Play Live Radio
Next Up:
Available On Air Stations
Economy & Business


Frigid temperatures arrived in the Upper Midwest with a polar vortex. In Chicago on Wednesday, Marius Radoi walked along a freezing Lake Michigan.

Climate change is snowballing into more extreme weather. Between hurricanes, tornadoes, and yes, polar vortices, life on earth is becoming increasingly disrupted by weather conditions. And that can get expensive. Today on The Indicator, we look at how extreme weather can affect the economy, and what the most costly climate conditions can be.

Music by. Find us:Twitter/Facebook.

Subscribe to our show onApple Podcasts,PocketCastsandNPR One.

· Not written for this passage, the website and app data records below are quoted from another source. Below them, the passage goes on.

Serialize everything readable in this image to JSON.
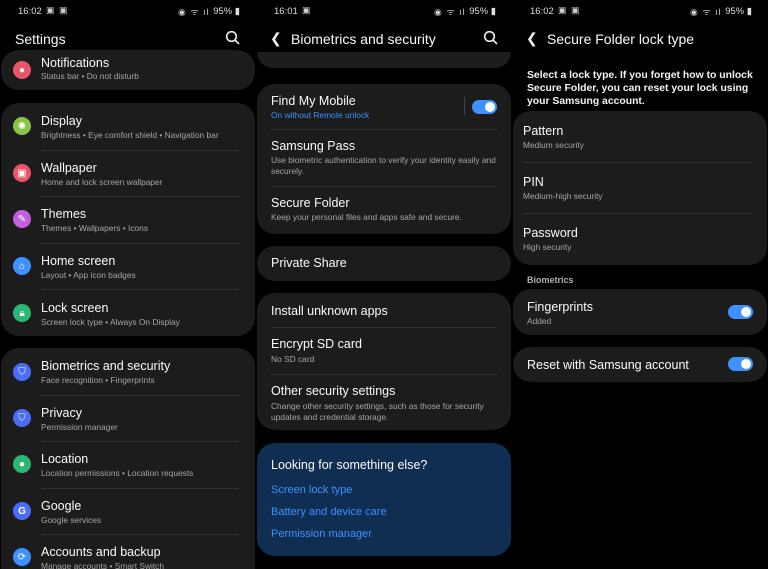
{
  "panel1": {
    "status": {
      "time": "16:02",
      "battery": "95%"
    },
    "title": "Settings",
    "rows": [
      {
        "title": "Notifications",
        "sub": "Status bar  •  Do not disturb"
      },
      {
        "title": "Display",
        "sub": "Brightness  •  Eye comfort shield  •  Navigation bar"
      },
      {
        "title": "Wallpaper",
        "sub": "Home and lock screen wallpaper"
      },
      {
        "title": "Themes",
        "sub": "Themes  •  Wallpapers  •  Icons"
      },
      {
        "title": "Home screen",
        "sub": "Layout  •  App icon badges"
      },
      {
        "title": "Lock screen",
        "sub": "Screen lock type  •  Always On Display"
      },
      {
        "title": "Biometrics and security",
        "sub": "Face recognition  •  Fingerprints"
      },
      {
        "title": "Privacy",
        "sub": "Permission manager"
      },
      {
        "title": "Location",
        "sub": "Location permissions  •  Location requests"
      },
      {
        "title": "Google",
        "sub": "Google services"
      },
      {
        "title": "Accounts and backup",
        "sub": "Manage accounts  •  Smart Switch"
      }
    ],
    "colors": [
      "#e8556a",
      "#8bc34a",
      "#e8556a",
      "#c060e0",
      "#3e91ff",
      "#2bb673",
      "#4a6cf7",
      "#4a6cf7",
      "#2bb673",
      "#4a6cf7",
      "#3e91ff"
    ]
  },
  "panel2": {
    "status": {
      "time": "16:01",
      "battery": "95%"
    },
    "title": "Biometrics and security",
    "find": {
      "title": "Find My Mobile",
      "sub": "On without Remote unlock"
    },
    "pass": {
      "title": "Samsung Pass",
      "sub": "Use biometric authentication to verify your identity easily and securely."
    },
    "folder": {
      "title": "Secure Folder",
      "sub": "Keep your personal files and apps safe and secure."
    },
    "share": {
      "title": "Private Share"
    },
    "unknown": {
      "title": "Install unknown apps"
    },
    "encrypt": {
      "title": "Encrypt SD card",
      "sub": "No SD card"
    },
    "other": {
      "title": "Other security settings",
      "sub": "Change other security settings, such as those for security updates and credential storage."
    },
    "looking": {
      "title": "Looking for something else?",
      "links": [
        "Screen lock type",
        "Battery and device care",
        "Permission manager"
      ]
    }
  },
  "panel3": {
    "status": {
      "time": "16:02",
      "battery": "95%"
    },
    "title": "Secure Folder lock type",
    "description": "Select a lock type. If you forget how to unlock Secure Folder, you can reset your lock using your Samsung account.",
    "options": [
      {
        "title": "Pattern",
        "sub": "Medium security"
      },
      {
        "title": "PIN",
        "sub": "Medium-high security"
      },
      {
        "title": "Password",
        "sub": "High security"
      }
    ],
    "biometrics_header": "Biometrics",
    "fingerprints": {
      "title": "Fingerprints",
      "sub": "Added"
    },
    "reset": {
      "title": "Reset with Samsung account"
    }
  }
}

Correction: In this episode, we say the temperature in Thief River Falls, Minn., fell to minus 77 degrees Fahrenheit. That was the "feels like" wind chill reading. The recorded air temperature fell to minus 38 degrees.

Copyright 2021 NPR. To see more, visit